By: The Xcite Group
Google Analytics is an essential tool for outfitter businesses to understand the behavior of their website visitors. Google Analytics 4 (GA4) is the latest version of Google's web analytics tool and will be totally replacing Universal Analytics (UA) as of July 2023 and will no longer collect data. On top of that, by January 2024, your Universal Analytics data will be deleted and inaccessible.
This article will guide you through the four steps of transitioning from UA to GA4, including archiving your UA data, understanding the difference in event tracking, learning about conversions in GA4, and exploring the advanced reporting features of GA4.
Step 1: Make a Plan to Archive Your UA data
This step will be imperative in documenting the data you have collected over the years, so you can compare it to your new data in GA4.
Make a list of the specific reports you refer to often
Download the data in the intervals you typically use (MoM, YoY, QoQ, etc.)
Choose from multiple ways to download or export the data
Step #2 Learn the Difference in Event Tracking
Universal Analytics has always been based on sessions and pageviews (browser cookies). In contrast, the G4 data model is based on events and parameters (1st party data and “Google signals”). Meaning, the way you learned how to track events in UA is very different from what is being collected, processed, and reported in GA4.
UA: Session-Based Model
In UA properties, Analytics groups data into sessions, and these sessions are the foundation of all reporting. A session is a group of user interactions with your website that take place within a given time frame.
During a session, Analytics collects and stores user interactions, such as pageviews, events, and eCommerce transactions, as hits. A single session can contain multiple hits, depending on how a user interacts with your website.
GA4: Event-Based Model
In GA4 properties, you can still see session data, but Analytics collects and stores user interactions with your website or app as events. Events provide insight into what’s happening in your website or app, such as page views, button clicks, user actions, or system events.
Events can collect and send pieces of information that more fully specify the action the user took or add further context to the event or user.
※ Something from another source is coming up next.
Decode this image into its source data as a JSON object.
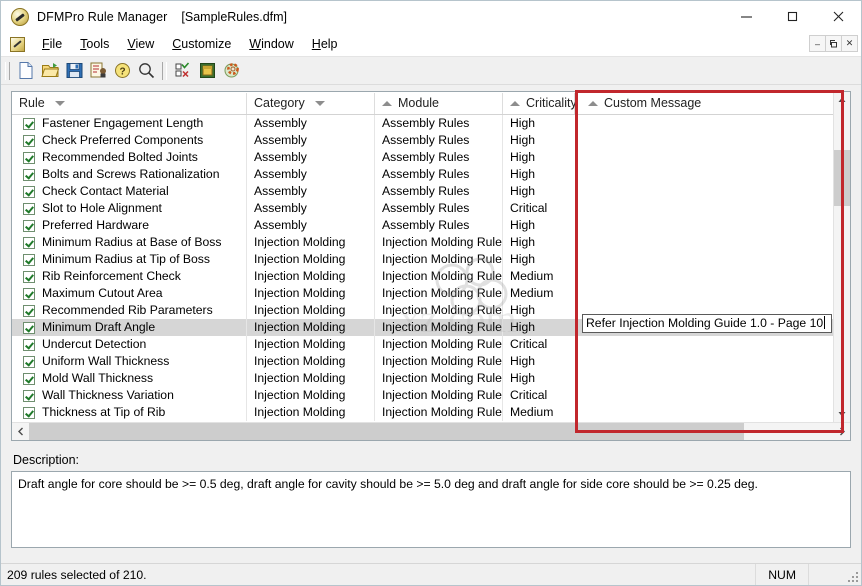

This information could include things like the value of purchase, the title of the page a user visited, or the geographic location of the user.
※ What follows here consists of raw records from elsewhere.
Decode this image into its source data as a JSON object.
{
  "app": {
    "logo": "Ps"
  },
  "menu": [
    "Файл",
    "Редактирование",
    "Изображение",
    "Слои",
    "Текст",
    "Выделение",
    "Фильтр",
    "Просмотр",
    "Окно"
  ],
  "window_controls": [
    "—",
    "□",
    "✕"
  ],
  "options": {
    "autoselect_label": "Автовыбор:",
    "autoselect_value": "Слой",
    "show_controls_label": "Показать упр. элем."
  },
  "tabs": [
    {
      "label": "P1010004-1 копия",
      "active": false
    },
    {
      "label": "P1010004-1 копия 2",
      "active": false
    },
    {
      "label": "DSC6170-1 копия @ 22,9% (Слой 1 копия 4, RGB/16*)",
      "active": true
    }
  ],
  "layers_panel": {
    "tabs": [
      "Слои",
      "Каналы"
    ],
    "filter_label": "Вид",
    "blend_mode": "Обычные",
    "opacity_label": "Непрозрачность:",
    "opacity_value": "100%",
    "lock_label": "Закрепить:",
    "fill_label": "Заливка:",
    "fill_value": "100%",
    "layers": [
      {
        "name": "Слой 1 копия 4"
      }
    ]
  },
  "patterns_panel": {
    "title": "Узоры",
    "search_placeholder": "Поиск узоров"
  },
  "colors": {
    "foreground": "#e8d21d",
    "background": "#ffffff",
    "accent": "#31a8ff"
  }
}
GA4 also offers improved cross-device tracking compared to UA. GA4 uses machine learning algorithms to link user activities across multiple devices, providing a more comprehensive view of a user's journey. This allows you to see how your users interact with your website on different devices, providing valuable insights into their behavior and user journey.
Step 3: Understanding Conversions in GA4
Those who have worked with the previous versions of Google Analytics are familiar with the term "Google Analytics Goal". Well, with the rise of GA4, the concept of Google Analytics goals is gone. Now, the most important interactions are called conversions.
Goals in Universal Analytics
In UA, goals are used to track specific actions that you consider important for your business, such as form submissions or product purchases. Goals are set up in UA by defining specific conditions that need to be met for a goal to be counted as "completed". UA also allows you to assign a value to each goal, so you can see the monetary impact of each completed goal.
Conversions in Google Analytics 4
GA4 has a more comprehensive approach to tracking conversions compared to UA. GA4's conversion tracking is based on events, which are actions that happen on your website, such as button clicks or page views. Events can be customized and categorized based on their importance to your business. GA4 also allows you to see the journey that leads to a conversion, giving you valuable insights into how users interact with your website.
A conversion is an important interaction that you want your visitors/users to complete. Conversions can be split into micro- and macro-conversions.
Micro-conversions are usually described as conversions that put your visitors/users one step closer to the main (macro) conversion.
Macro-conversions are the most important interactions, like form submissions, bookings, or purchases.
Step 4: Reporting in GA4
GA4 offers more advanced and comprehensive reporting compared to UA. GA4's reporting is event-based, allowing you to see the impact of each event on conversions. GA4 also provides detailed reports on user journeys and conversion funnels, allowing you to see how users interact with your website.
GA4’s improved data visualization provides a more user-friendly interface, with interactive charts and graphs. GA4's data visualization allows you to quickly identify trends and patterns in your data, making it easier to understand the impact of your website changes.
The transition from UA to GA4 can seem daunting, but with the right guidance and understanding, you can make the switch smoothly. GA4 offers a more comprehensive and advanced approach to data collection, event tracking, conversion tracking, and reporting, allowing businesses to gain valuable insights into their website visitors' behavior. By following these four steps, you can ensure that your data is accurately collected, tracked, and reported, allowing you to make informed decisions about your website after the UA sunset.
About the Xcite Group:
As a full-service digital marketing agency, The Xcite Group helps our clients generate leads online through multi-channel attribution. Whether your focus is B2B or B2C, we work with small businesses in the same way that we work with Fortune 500 companies, we deep dive into your business to get to know you, your services, your audience, and your business goals. We offer fully customized digital management solutions that focus on your success. Learn more.